> [WHAT TO DO]:
I would like every line of the records below that contains the word "true" copied.

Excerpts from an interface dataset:
========================

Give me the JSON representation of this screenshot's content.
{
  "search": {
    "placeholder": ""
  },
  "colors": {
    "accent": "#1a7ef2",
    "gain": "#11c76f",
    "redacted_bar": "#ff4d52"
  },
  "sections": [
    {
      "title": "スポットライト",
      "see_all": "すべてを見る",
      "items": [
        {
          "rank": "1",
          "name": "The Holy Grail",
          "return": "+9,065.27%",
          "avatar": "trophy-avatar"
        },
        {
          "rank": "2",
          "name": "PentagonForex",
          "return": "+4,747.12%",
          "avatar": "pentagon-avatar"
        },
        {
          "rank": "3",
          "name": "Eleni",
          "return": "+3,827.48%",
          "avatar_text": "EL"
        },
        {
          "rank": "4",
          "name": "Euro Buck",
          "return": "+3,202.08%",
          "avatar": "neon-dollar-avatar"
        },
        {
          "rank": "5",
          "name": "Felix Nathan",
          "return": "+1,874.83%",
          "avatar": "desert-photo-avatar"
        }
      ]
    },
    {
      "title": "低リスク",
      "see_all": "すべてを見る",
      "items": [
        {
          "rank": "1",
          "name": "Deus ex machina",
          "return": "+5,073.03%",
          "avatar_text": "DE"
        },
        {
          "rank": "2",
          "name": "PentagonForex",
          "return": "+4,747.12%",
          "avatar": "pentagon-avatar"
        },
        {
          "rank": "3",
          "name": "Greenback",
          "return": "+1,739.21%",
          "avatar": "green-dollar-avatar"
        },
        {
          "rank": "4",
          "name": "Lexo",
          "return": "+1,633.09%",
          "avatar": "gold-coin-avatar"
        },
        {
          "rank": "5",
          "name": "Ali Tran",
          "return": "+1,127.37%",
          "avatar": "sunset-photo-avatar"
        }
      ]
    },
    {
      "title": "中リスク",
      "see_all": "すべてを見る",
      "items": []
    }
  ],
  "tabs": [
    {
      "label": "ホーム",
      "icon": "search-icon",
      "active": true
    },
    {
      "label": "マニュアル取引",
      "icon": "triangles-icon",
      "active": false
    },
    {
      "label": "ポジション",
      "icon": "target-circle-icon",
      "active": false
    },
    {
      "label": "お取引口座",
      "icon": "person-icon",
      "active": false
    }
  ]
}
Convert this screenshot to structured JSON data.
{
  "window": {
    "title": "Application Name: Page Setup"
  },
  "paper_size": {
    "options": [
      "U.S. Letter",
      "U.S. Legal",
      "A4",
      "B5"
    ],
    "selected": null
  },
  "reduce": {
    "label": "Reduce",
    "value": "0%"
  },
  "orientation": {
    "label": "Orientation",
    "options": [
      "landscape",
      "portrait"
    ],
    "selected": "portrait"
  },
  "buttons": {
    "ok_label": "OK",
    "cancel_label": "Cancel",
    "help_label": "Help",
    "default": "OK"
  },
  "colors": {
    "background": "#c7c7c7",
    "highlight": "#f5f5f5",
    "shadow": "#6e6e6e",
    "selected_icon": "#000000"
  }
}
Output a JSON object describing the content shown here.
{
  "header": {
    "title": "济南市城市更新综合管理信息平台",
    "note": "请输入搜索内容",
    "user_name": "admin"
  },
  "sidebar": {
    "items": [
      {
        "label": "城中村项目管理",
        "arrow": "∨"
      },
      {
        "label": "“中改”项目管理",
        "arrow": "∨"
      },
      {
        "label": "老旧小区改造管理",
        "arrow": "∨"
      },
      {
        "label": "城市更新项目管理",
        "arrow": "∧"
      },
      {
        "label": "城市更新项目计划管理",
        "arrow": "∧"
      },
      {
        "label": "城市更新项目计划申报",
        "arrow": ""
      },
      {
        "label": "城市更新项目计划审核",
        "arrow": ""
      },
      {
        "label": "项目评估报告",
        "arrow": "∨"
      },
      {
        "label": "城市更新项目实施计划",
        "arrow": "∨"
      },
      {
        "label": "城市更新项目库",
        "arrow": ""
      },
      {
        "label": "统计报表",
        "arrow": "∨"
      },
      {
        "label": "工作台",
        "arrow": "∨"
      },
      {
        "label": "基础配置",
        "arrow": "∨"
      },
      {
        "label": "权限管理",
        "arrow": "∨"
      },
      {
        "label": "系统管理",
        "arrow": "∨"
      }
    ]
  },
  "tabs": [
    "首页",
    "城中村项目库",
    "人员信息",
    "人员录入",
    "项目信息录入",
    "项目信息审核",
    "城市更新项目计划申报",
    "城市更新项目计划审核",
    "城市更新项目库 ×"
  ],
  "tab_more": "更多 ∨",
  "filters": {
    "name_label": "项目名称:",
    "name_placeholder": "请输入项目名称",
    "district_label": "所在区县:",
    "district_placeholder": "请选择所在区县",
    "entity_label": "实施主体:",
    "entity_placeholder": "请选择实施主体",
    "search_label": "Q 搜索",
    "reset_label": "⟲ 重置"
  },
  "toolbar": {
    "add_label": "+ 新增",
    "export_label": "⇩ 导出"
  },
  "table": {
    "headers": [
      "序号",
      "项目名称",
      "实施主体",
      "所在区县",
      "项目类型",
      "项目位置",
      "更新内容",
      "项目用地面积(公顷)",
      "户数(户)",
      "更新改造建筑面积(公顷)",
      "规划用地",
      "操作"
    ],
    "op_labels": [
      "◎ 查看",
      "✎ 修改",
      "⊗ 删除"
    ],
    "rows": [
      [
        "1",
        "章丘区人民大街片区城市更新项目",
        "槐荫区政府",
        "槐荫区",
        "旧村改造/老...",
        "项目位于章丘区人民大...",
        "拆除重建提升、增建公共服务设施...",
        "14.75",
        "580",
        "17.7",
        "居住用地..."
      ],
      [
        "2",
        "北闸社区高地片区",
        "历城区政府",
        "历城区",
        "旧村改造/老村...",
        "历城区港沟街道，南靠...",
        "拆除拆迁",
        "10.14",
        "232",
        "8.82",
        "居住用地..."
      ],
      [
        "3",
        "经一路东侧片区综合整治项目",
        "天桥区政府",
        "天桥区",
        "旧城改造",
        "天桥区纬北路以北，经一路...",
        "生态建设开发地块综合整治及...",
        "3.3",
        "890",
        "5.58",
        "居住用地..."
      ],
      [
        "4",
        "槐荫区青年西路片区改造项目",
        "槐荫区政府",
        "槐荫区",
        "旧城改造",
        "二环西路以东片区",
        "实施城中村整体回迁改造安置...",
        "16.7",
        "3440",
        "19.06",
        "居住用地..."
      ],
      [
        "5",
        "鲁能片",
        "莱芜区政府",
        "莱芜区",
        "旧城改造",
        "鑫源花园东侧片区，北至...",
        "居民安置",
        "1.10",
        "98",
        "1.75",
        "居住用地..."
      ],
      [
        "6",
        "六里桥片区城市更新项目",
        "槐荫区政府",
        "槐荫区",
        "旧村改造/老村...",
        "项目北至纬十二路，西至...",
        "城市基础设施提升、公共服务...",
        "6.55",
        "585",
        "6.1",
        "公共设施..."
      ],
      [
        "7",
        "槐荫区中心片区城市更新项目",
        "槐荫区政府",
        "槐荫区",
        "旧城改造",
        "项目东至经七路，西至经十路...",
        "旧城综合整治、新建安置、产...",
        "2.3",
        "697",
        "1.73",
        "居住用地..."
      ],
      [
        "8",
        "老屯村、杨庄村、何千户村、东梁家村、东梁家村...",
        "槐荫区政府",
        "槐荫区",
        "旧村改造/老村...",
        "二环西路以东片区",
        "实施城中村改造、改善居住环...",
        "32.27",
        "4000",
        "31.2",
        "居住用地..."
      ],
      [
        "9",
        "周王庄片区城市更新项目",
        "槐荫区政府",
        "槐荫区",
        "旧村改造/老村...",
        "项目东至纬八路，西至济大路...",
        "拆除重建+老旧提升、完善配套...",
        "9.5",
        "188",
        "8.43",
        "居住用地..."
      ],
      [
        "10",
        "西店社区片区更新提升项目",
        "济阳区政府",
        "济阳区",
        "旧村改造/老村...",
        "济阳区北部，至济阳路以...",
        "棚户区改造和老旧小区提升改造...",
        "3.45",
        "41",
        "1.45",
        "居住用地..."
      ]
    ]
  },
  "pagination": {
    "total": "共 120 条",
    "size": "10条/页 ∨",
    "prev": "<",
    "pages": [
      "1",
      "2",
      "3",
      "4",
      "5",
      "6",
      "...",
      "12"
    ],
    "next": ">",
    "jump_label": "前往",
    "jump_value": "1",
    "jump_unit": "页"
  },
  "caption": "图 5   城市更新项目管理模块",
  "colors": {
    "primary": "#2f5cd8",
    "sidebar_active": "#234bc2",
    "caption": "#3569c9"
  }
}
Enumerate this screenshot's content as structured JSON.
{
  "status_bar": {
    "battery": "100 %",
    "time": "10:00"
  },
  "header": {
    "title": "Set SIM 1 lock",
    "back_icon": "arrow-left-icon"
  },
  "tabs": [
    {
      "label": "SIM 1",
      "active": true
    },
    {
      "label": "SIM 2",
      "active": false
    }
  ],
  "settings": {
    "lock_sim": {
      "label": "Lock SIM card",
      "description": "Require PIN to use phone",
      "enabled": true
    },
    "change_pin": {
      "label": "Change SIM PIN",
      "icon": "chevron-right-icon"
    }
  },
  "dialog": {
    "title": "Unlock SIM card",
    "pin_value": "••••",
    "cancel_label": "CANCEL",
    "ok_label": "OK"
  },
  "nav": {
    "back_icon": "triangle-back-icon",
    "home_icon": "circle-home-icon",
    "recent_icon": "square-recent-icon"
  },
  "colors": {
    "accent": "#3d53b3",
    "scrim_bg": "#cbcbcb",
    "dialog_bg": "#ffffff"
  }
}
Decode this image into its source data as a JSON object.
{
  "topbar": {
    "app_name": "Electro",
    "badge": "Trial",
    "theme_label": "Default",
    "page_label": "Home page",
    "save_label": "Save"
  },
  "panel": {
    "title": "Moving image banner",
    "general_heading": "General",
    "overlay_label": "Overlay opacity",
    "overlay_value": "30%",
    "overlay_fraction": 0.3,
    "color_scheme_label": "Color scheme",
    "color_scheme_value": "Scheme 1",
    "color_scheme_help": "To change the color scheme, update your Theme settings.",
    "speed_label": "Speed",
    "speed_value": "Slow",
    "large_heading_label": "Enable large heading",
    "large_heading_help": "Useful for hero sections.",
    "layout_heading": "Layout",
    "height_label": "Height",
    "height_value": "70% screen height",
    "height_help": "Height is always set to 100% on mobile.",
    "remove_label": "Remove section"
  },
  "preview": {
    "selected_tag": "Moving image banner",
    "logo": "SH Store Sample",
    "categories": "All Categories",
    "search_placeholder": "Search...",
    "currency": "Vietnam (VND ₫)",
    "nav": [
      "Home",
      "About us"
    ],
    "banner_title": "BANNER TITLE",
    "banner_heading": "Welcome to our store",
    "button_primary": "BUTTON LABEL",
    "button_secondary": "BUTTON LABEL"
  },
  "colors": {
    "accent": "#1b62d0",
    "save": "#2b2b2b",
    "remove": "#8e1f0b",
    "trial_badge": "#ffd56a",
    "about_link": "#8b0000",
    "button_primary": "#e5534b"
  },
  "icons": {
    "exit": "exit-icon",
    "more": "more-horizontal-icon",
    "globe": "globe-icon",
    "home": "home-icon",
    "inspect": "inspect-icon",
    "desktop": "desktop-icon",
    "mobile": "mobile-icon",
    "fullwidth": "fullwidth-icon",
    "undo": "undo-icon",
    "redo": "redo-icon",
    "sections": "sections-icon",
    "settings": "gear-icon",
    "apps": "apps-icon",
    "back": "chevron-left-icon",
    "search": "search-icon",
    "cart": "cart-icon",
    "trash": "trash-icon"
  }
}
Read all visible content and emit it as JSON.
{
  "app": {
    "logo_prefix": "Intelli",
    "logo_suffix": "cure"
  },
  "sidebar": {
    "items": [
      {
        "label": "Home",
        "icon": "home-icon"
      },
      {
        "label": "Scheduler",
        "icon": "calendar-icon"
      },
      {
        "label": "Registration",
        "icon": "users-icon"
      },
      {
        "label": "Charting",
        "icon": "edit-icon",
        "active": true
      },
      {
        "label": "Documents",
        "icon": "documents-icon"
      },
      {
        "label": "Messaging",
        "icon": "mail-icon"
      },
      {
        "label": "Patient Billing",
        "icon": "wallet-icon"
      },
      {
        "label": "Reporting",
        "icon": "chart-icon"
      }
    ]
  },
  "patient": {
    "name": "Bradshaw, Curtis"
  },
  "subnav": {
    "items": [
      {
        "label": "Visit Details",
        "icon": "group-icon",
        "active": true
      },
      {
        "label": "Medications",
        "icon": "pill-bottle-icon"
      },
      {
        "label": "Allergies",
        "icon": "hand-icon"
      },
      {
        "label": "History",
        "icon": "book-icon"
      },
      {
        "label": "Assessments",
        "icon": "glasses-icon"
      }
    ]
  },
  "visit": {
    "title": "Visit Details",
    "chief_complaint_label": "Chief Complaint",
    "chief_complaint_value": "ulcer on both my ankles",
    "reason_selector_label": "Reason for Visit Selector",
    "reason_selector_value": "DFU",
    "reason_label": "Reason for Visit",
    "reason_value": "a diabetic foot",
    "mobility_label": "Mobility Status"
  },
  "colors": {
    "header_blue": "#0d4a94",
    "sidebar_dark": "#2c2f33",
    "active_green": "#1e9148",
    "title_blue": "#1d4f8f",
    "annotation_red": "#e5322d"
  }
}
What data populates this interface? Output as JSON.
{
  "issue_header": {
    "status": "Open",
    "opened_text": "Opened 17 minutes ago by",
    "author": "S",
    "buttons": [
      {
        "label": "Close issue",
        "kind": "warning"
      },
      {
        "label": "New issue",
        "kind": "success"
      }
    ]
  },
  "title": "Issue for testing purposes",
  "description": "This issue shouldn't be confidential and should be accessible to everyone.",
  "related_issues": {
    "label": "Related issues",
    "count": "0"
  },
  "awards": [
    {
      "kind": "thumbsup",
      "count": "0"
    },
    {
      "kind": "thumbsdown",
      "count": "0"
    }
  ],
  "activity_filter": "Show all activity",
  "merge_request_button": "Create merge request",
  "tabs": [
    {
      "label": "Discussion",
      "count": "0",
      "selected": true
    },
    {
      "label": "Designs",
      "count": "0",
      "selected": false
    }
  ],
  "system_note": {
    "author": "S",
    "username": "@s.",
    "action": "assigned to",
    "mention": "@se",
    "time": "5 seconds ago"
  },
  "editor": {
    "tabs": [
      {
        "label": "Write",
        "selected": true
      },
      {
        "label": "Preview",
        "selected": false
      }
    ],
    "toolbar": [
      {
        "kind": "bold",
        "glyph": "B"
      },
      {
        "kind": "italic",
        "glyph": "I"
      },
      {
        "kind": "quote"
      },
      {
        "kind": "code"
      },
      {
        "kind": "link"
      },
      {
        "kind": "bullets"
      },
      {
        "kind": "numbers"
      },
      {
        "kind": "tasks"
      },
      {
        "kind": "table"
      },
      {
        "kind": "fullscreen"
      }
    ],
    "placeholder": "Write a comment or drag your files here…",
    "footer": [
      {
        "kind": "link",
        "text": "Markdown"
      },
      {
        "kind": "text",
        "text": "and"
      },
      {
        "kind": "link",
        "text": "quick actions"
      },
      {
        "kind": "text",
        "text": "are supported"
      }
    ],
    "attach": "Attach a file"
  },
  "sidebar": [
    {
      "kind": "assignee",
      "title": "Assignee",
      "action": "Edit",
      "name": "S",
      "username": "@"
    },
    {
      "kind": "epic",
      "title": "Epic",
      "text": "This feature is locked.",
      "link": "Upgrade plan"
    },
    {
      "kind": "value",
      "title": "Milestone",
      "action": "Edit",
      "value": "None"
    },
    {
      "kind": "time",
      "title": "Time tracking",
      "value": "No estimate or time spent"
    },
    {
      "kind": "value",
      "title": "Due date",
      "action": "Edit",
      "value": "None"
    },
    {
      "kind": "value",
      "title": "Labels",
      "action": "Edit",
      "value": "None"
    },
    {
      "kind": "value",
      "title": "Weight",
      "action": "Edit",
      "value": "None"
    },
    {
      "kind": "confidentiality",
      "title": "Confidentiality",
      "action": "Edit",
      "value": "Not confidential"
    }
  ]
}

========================

> [TASK SOLUTION]:
      "active": true
      "active": true
      "enabled": true
        "active": true
        "active": true
      "selected": true
        "selected": true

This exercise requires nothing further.